- Official Card Set Name and Card Number: 2004 Topps #110.
- Player Name, position, team: Todd Helton, first baseman, Colorado Rockies.
- Major League Debut: August 2, 1997.
- Last Line of Statistics: 2003 stats (Rockies): 160 G, 583 AB, 135 R, 209 H, 49 2B, 5 3B, 33 HR, 117 RBI, 0 SB, 111 BB, 72 SO, .630 SLG, 1.088 OPS, .358 AVG.
- Any special information about player: Drafted by the Rockies #1st, June 1995. Bats: left. Throws: left.
- Number of regular Topps Cards (includes regular and traded cards only): 18. This is his ninth Topps card.
- Blurb on the back: The great hitters can't be kept down forever, as Todd proved on May 29, 2003. Entering the game amidst the longest home run drought (89 at-bats) of his career, he cracked three in a 12-5 romp over the Los Angeles Dodgers. It was his second "tater trifecta" - hte first coming on May 1, 2000 versus the Montréal Expos."

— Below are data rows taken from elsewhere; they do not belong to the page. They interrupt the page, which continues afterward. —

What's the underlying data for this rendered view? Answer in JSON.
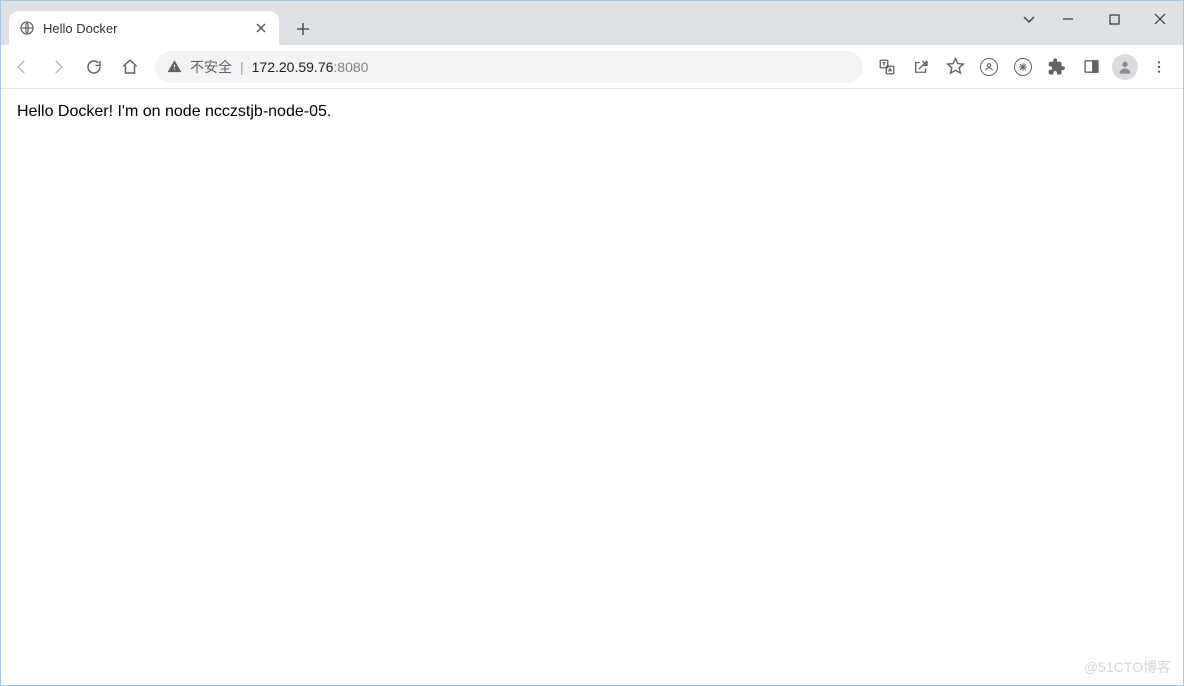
{
  "tab": {
    "title": "Hello Docker"
  },
  "address": {
    "insecure_label": "不安全",
    "host": "172.20.59.76",
    "port": ":8080"
  },
  "page": {
    "body_text": "Hello Docker! I'm on node ncczstjb-node-05."
  },
  "watermark": "@51CTO博客"
}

- Commentary: The man who will be forever known as "Mr. Rockie" Todd Lynn Helton may just be the first Rockies player to be inducted into Baseball's Hall of Fame, as long as the writers get past any prejudice over the notion that he spent his entire career in the thin air of Denver. I mean heck, they did install that humidor, and that seems to have evened the playing field. During Helton's first seven full seasons in the majors (not counting his 35 game cup-of-coffee in 1997), Helton was among the game's best hitters, hitting a ridiculous .340 with 246 home runs, 825 rbi's, percentages of
.434/.620/1.053. In 2004, he made his fifth straight All-Star team and won his third Gold Glove award in five years. But from 2005 through 2013, his offensive production went down (not that two seasons were cut short due to injury should be used as part of the reason why), but he would go on to hit a cumulative .293 in 1112 games, hit 118 homers (you can't blame the humidor, that was installed into Coors field in time for the 2002 season), and drove in 570 rbi's. He did help lead the Rox to their first World Series appearance in 2007, and as the team's first baseman for 17 seasons, he committed only 79 errors in 20,694 chances, giving him a fielding percentage of .996. Todd Helton announced his retirement during the 2013 season. Will Cooperstown be calling next?
- Lo-Hi Beckett value: $0.10-$0.30.
- How many cards of this player do I own?: 119 cards.
Tomorrow's card will be: 1983 Topps #442. Post will arrive at 1:00 PM CST. Flash back with the blog tomorrow.